> PROBLEM STATEMENT
Write the entries out again in full and unchanged, dropping every image.

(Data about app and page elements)

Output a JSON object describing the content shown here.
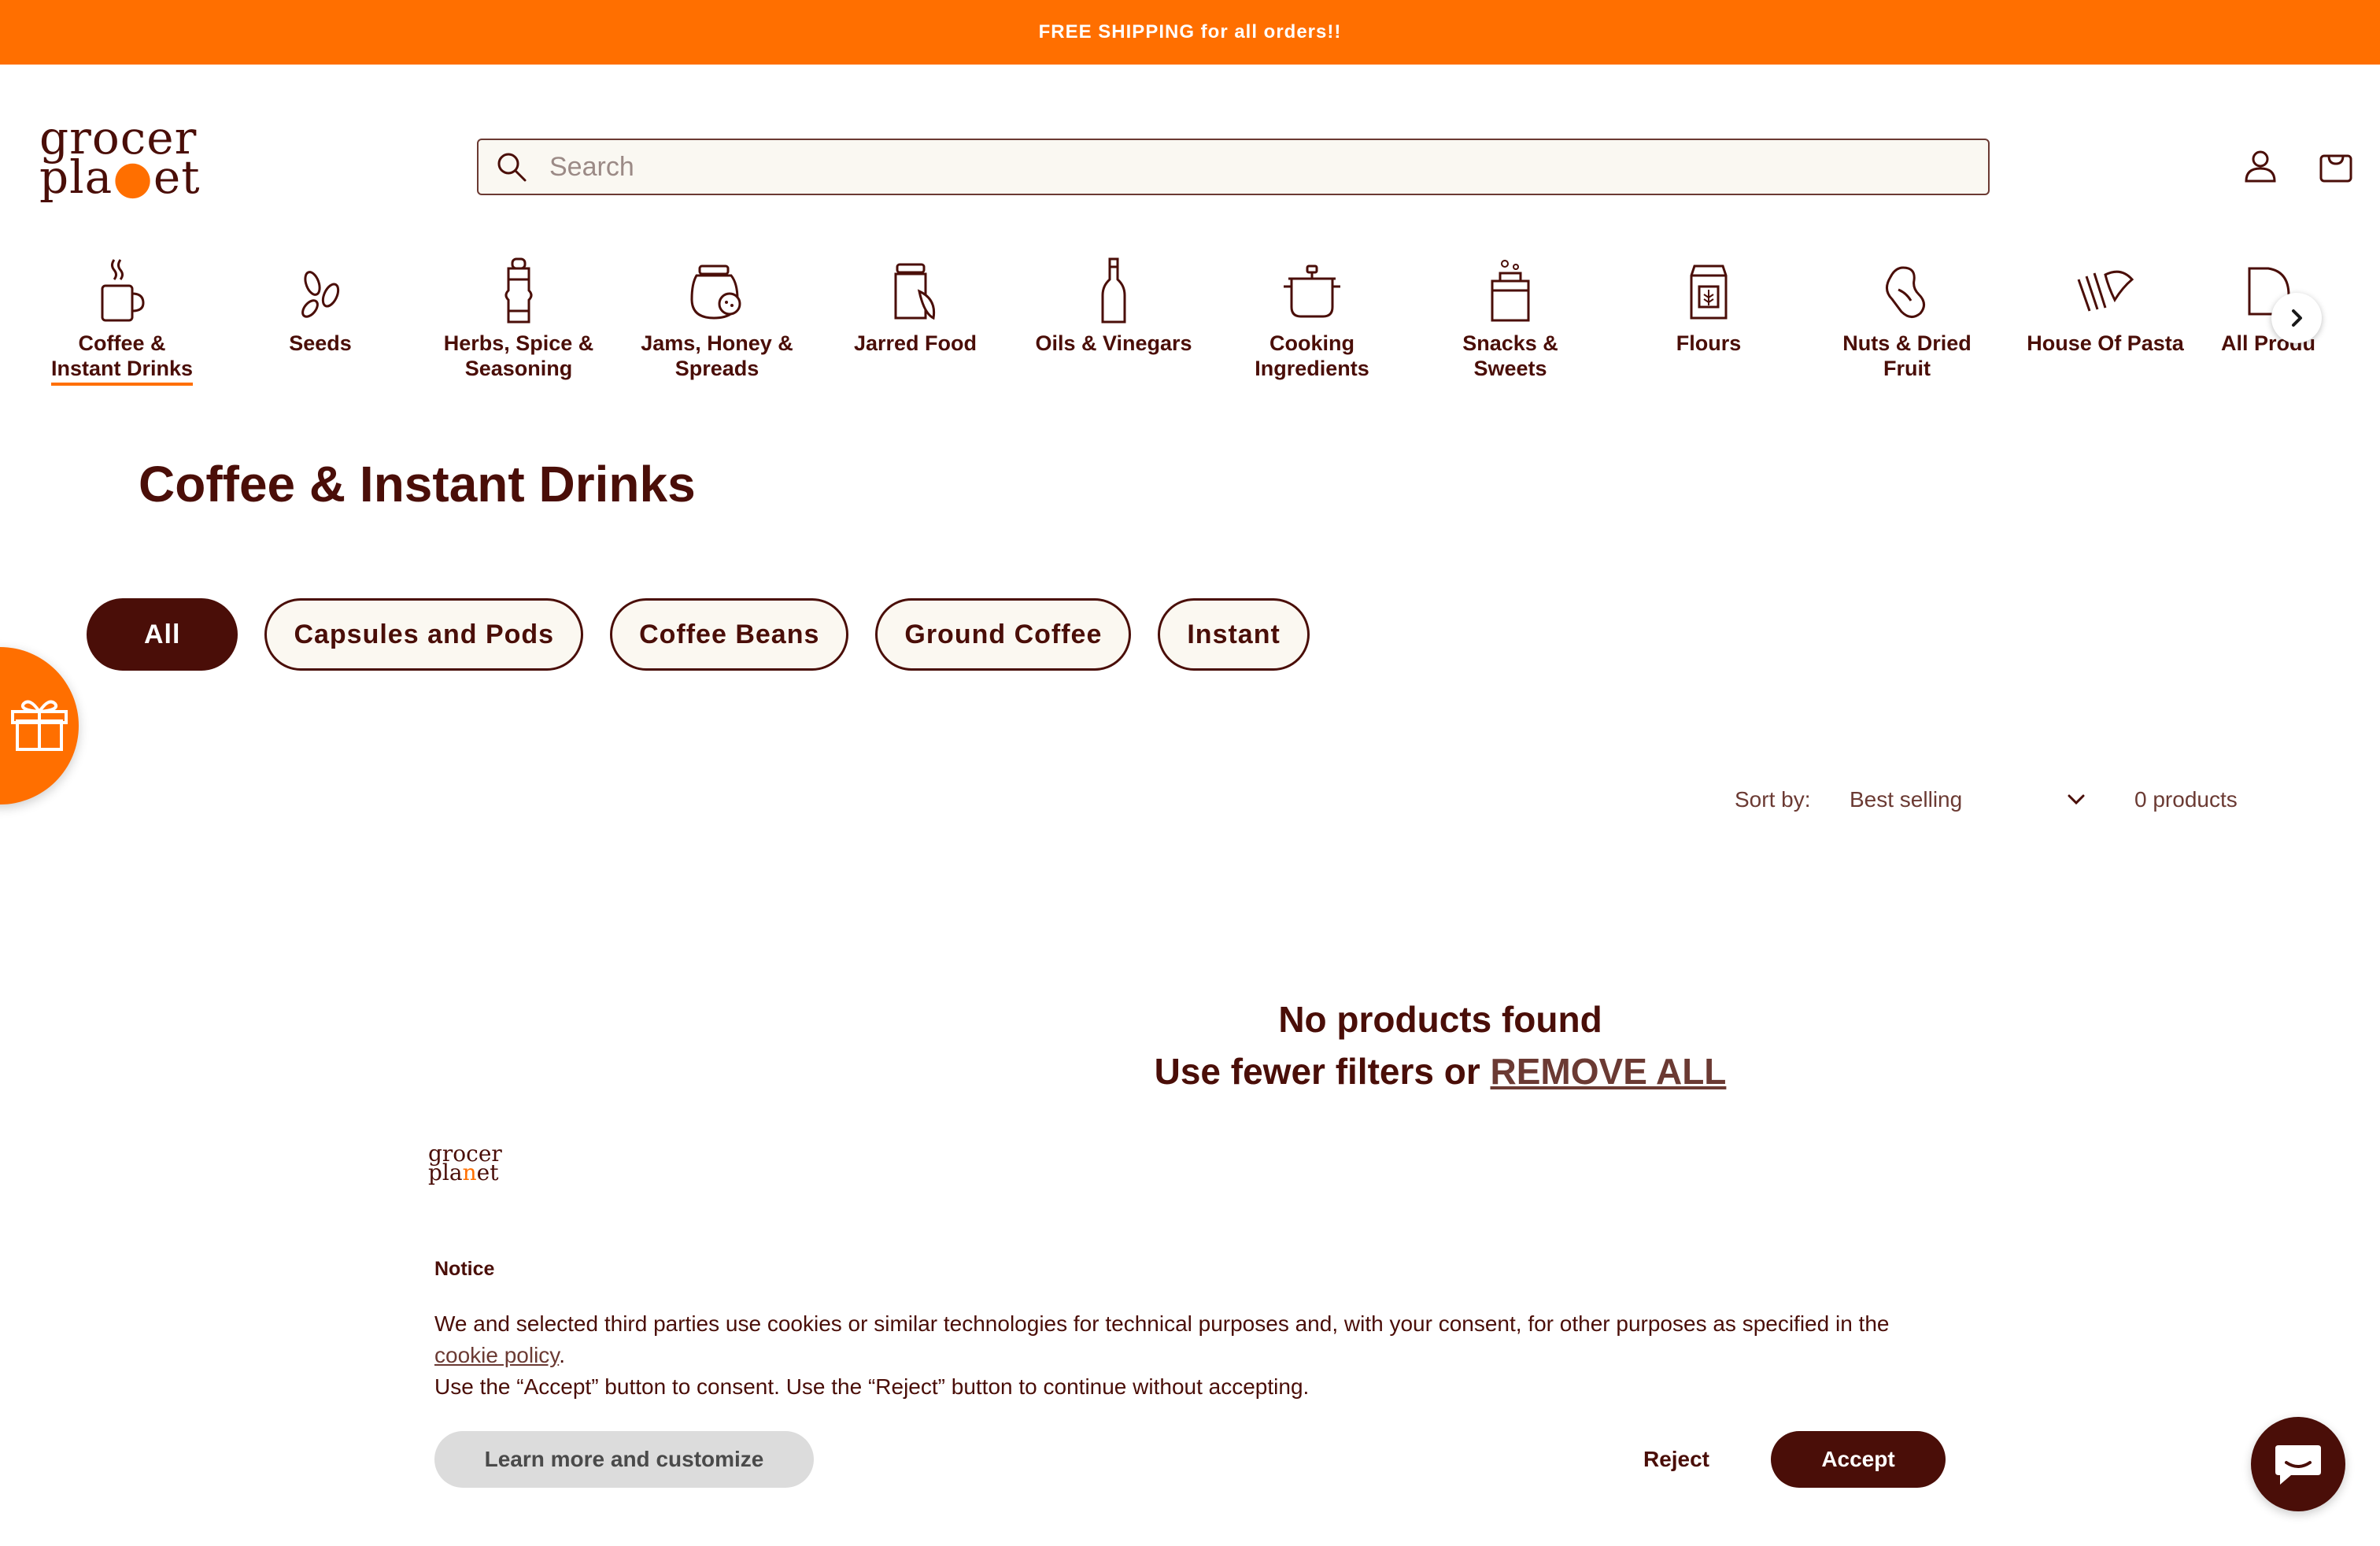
{
  "announcement": {
    "text": "FREE SHIPPING for all orders!!"
  },
  "header": {
    "logo_line1": "grocer",
    "logo_line2_a": "pla",
    "logo_line2_dot": "๏",
    "logo_line2_b": "et",
    "search_placeholder": "Search",
    "account_icon": "user-icon",
    "cart_icon": "bag-icon"
  },
  "categories": [
    {
      "label_1": "Coffee &",
      "label_2": "Instant Drinks",
      "icon": "coffee-cup-icon",
      "active": true
    },
    {
      "label_1": "Seeds",
      "label_2": "",
      "icon": "seeds-icon"
    },
    {
      "label_1": "Herbs, Spice &",
      "label_2": "Seasoning",
      "icon": "pepper-mill-icon"
    },
    {
      "label_1": "Jams, Honey &",
      "label_2": "Spreads",
      "icon": "jam-jar-icon"
    },
    {
      "label_1": "Jarred Food",
      "label_2": "",
      "icon": "jar-icon"
    },
    {
      "label_1": "Oils & Vinegars",
      "label_2": "",
      "icon": "bottle-icon"
    },
    {
      "label_1": "Cooking",
      "label_2": "Ingredients",
      "icon": "pot-icon"
    },
    {
      "label_1": "Snacks &",
      "label_2": "Sweets",
      "icon": "candy-jar-icon"
    },
    {
      "label_1": "Flours",
      "label_2": "",
      "icon": "flour-bag-icon"
    },
    {
      "label_1": "Nuts & Dried",
      "label_2": "Fruit",
      "icon": "peanut-icon"
    },
    {
      "label_1": "House Of Pasta",
      "label_2": "",
      "icon": "pasta-icon"
    },
    {
      "label_1": "All Produ",
      "label_2": "",
      "icon": "all-products-icon"
    }
  ],
  "page": {
    "title": "Coffee & Instant Drinks"
  },
  "filters": [
    {
      "label": "All",
      "active": true
    },
    {
      "label": "Capsules and Pods"
    },
    {
      "label": "Coffee Beans"
    },
    {
      "label": "Ground Coffee"
    },
    {
      "label": "Instant"
    }
  ],
  "sort": {
    "label": "Sort by:",
    "value": "Best selling",
    "count": "0 products"
  },
  "empty": {
    "line1": "No products found",
    "line2_prefix": "Use fewer filters or ",
    "link": "REMOVE ALL"
  },
  "cookie": {
    "logo_line1": "grocer",
    "logo_line2_a": "pla",
    "logo_line2_dot": "n",
    "logo_line2_b": "et",
    "title": "Notice",
    "body_1": "We and selected third parties use cookies or similar technologies for technical purposes and, with your consent, for other purposes as specified in the",
    "policy_link": "cookie policy",
    "body_2": "Use the “Accept” button to consent. Use the “Reject” button to continue without accepting.",
    "learn_button": "Learn more and customize",
    "reject_button": "Reject",
    "accept_button": "Accept"
  },
  "colors": {
    "brand_orange": "#ff6f00",
    "brand_brown": "#4a0e08",
    "pill_bg": "#fbf8f1"
  }
}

> RESPONSE BELOW
Output a JSON object describing the content shown here.
{
  "announcement": {
    "text": "FREE SHIPPING for all orders!!"
  },
  "header": {
    "logo_line1": "grocer",
    "logo_line2_a": "pla",
    "logo_line2_dot": "๏",
    "logo_line2_b": "et",
    "search_placeholder": "Search",
    "account_icon": "user-icon",
    "cart_icon": "bag-icon"
  },
  "categories": [
    {
      "label_1": "Coffee &",
      "label_2": "Instant Drinks",
      "icon": "coffee-cup-icon",
      "active": true
    },
    {
      "label_1": "Seeds",
      "label_2": "",
      "icon": "seeds-icon"
    },
    {
      "label_1": "Herbs, Spice &",
      "label_2": "Seasoning",
      "icon": "pepper-mill-icon"
    },
    {
      "label_1": "Jams, Honey &",
      "label_2": "Spreads",
      "icon": "jam-jar-icon"
    },
    {
      "label_1": "Jarred Food",
      "label_2": "",
      "icon": "jar-icon"
    },
    {
      "label_1": "Oils & Vinegars",
      "label_2": "",
      "icon": "bottle-icon"
    },
    {
      "label_1": "Cooking",
      "label_2": "Ingredients",
      "icon": "pot-icon"
    },
    {
      "label_1": "Snacks &",
      "label_2": "Sweets",
      "icon": "candy-jar-icon"
    },
    {
      "label_1": "Flours",
      "label_2": "",
      "icon": "flour-bag-icon"
    },
    {
      "label_1": "Nuts & Dried",
      "label_2": "Fruit",
      "icon": "peanut-icon"
    },
    {
      "label_1": "House Of Pasta",
      "label_2": "",
      "icon": "pasta-icon"
    },
    {
      "label_1": "All Produ",
      "label_2": "",
      "icon": "all-products-icon"
    }
  ],
  "page": {
    "title": "Coffee & Instant Drinks"
  },
  "filters": [
    {
      "label": "All",
      "active": true
    },
    {
      "label": "Capsules and Pods"
    },
    {
      "label": "Coffee Beans"
    },
    {
      "label": "Ground Coffee"
    },
    {
      "label": "Instant"
    }
  ],
  "sort": {
    "label": "Sort by:",
    "value": "Best selling",
    "count": "0 products"
  },
  "empty": {
    "line1": "No products found",
    "line2_prefix": "Use fewer filters or ",
    "link": "REMOVE ALL"
  },
  "cookie": {
    "logo_line1": "grocer",
    "logo_line2_a": "pla",
    "logo_line2_dot": "n",
    "logo_line2_b": "et",
    "title": "Notice",
    "body_1": "We and selected third parties use cookies or similar technologies for technical purposes and, with your consent, for other purposes as specified in the",
    "policy_link": "cookie policy",
    "body_2": "Use the “Accept” button to consent. Use the “Reject” button to continue without accepting.",
    "learn_button": "Learn more and customize",
    "reject_button": "Reject",
    "accept_button": "Accept"
  },
  "colors": {
    "brand_orange": "#ff6f00",
    "brand_brown": "#4a0e08",
    "pill_bg": "#fbf8f1"
  }
}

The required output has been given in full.